California's home-building industry is making a brisk comeback. Calling it ''one of the brightest spots in the state's strong economic recovery,'' Robert T. Parry, chief economist and executive vice-president of Security Pacific National Bank in Los Angeles, says residential building activity in the Golden State should jump 71 percent this year, to 143,500 units authorized from only 84,000 last year.
Next year's total should edge up to 146,600 units, he adds. This, however, is still far below the 270,000 units in 1977.
Dr. Parry sees the current trend, which started a year ago, as being sustainable for at least the next 18 months, spurred by financing innovations, consumer demand, and growth in real disposable income.
He includes in his list of financing innovations new forms of variable- or adjustable-rate mortgages, tax-exempt mortgage-backed bonds, and builders' assistance in financing through temporary interest-rate subsidies or buy-downs.
Nationally, new home sales rose 13.7 percent in September, following two months of decline.

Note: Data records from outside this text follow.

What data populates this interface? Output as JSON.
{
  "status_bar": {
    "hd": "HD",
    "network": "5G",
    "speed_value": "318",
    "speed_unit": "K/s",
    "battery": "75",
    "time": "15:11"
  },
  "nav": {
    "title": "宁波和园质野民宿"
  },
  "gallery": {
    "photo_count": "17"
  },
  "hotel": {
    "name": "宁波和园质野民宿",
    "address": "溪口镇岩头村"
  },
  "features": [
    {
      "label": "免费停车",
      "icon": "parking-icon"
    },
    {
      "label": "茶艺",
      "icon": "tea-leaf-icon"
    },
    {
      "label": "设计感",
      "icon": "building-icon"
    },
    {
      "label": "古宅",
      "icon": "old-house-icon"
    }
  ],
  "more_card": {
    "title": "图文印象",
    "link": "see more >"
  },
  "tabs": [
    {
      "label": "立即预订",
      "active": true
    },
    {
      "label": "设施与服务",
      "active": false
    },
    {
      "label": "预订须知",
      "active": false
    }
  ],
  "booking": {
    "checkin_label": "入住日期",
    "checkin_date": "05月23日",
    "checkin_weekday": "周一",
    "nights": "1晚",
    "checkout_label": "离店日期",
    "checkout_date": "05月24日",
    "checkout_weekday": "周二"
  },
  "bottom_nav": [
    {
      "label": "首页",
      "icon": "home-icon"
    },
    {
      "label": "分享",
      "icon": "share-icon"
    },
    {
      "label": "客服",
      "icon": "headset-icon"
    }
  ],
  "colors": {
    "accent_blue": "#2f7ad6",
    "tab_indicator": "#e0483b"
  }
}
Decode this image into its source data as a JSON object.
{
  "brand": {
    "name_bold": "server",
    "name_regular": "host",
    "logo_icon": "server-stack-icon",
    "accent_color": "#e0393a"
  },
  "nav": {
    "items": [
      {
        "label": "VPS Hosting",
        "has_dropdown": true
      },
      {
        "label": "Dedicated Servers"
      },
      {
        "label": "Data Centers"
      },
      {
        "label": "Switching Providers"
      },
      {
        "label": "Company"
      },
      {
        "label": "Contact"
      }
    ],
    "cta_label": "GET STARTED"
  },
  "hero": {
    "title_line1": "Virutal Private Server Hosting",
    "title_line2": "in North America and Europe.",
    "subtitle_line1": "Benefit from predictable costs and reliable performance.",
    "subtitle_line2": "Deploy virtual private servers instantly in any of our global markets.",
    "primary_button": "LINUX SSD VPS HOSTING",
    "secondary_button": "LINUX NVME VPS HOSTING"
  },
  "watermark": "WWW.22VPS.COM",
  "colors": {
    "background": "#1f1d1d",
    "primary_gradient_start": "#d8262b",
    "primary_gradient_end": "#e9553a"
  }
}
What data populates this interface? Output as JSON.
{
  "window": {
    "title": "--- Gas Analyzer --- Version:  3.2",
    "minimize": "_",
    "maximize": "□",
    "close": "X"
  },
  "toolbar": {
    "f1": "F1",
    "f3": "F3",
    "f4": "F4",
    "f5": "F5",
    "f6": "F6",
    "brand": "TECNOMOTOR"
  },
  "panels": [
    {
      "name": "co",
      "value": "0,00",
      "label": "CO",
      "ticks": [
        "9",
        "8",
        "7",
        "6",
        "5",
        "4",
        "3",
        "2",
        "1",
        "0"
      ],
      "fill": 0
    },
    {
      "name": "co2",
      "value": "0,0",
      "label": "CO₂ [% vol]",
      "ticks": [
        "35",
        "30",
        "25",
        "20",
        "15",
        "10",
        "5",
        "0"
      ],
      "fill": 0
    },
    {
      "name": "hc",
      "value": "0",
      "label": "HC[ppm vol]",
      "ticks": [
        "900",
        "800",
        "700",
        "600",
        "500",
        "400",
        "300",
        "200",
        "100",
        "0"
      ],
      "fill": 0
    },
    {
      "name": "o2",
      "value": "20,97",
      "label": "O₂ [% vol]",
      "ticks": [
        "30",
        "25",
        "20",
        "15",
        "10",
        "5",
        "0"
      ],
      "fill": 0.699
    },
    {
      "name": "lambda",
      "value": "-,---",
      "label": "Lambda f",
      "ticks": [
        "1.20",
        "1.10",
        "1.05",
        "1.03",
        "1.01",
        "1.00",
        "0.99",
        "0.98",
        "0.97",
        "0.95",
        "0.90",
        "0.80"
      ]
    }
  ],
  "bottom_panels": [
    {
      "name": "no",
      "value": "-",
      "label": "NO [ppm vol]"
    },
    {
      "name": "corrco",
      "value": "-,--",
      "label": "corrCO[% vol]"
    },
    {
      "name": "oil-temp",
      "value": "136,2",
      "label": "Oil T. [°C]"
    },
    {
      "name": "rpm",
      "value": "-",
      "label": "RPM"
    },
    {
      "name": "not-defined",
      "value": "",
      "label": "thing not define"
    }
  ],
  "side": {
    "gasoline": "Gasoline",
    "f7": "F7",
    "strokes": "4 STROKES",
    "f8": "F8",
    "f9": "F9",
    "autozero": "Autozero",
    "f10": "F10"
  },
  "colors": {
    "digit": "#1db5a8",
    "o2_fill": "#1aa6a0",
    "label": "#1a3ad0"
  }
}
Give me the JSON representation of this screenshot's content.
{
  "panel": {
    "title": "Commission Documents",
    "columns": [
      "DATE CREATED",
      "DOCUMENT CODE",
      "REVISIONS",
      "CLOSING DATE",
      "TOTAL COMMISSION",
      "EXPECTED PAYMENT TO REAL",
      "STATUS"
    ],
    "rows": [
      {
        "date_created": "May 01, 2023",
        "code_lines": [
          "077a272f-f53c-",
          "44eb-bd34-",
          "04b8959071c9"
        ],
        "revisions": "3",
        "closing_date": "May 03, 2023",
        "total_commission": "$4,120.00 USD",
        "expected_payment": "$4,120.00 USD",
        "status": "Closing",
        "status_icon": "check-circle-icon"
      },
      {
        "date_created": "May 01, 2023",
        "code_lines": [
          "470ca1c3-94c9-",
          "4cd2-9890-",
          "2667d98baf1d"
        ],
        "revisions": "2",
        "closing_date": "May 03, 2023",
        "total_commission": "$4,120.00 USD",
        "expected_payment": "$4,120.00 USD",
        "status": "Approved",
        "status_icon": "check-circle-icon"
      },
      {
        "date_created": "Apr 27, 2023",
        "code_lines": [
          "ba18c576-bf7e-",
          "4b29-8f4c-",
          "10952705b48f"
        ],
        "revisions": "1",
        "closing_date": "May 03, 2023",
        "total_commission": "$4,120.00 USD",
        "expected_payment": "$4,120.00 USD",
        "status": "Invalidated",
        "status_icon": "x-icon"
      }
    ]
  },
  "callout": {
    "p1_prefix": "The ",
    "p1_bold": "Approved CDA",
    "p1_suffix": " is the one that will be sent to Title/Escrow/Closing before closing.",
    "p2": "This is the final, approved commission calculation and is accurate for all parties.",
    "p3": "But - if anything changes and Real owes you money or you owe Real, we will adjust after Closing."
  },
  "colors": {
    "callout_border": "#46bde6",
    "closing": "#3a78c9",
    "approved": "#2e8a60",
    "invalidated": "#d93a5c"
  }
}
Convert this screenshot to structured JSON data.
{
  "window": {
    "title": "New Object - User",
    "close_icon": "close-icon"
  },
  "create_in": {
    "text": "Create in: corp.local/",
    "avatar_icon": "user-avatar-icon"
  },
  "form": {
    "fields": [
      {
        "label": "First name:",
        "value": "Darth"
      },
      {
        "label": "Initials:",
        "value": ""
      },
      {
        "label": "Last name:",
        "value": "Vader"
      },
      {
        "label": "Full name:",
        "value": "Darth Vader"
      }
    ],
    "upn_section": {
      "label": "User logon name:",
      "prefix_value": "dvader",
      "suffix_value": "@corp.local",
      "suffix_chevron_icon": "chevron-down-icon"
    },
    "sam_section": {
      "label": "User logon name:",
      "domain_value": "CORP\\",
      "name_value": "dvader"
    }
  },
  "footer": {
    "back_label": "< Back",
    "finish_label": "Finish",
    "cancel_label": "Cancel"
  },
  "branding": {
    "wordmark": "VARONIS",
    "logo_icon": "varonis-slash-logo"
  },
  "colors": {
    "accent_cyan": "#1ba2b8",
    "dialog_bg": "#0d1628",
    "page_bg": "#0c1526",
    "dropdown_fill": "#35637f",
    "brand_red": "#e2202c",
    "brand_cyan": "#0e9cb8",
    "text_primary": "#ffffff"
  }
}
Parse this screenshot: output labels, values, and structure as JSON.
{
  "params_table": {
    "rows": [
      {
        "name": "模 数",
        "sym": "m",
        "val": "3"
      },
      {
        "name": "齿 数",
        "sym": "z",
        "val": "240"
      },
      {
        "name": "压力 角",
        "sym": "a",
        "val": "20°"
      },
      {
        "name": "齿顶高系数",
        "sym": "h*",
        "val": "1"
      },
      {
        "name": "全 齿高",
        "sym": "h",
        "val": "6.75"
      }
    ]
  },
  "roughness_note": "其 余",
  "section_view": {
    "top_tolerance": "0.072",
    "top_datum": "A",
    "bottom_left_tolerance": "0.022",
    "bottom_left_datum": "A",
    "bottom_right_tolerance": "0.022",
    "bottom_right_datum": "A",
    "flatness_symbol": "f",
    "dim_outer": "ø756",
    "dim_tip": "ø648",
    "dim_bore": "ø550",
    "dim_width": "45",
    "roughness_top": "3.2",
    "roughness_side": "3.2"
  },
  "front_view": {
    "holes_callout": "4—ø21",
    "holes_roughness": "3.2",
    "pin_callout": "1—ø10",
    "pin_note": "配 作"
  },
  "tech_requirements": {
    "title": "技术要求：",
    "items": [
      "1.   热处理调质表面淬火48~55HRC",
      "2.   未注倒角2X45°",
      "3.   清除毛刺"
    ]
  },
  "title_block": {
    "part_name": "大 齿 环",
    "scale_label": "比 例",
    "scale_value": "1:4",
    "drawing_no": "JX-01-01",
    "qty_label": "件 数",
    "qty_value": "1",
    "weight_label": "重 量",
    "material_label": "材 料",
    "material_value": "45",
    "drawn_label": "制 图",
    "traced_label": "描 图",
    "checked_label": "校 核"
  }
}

This took place despite a jump of $7,500 in the average price of a new home - now pegged at a record $98,700.
The increase in new home sales around the country comes as mortgage rates continue to climb.
But mortgage rates may soon be heading the other way.
Conventional mortgage rates should decline to a national average of about 12. 5 percent by the end of the year, from 13.5 now, according to Michael Sumichrast , chief economist for the National Association of Home Builders.
He says he expects that interest on fixed-rate loans will dip even more, perhaps dropping to 12 percent by early next year.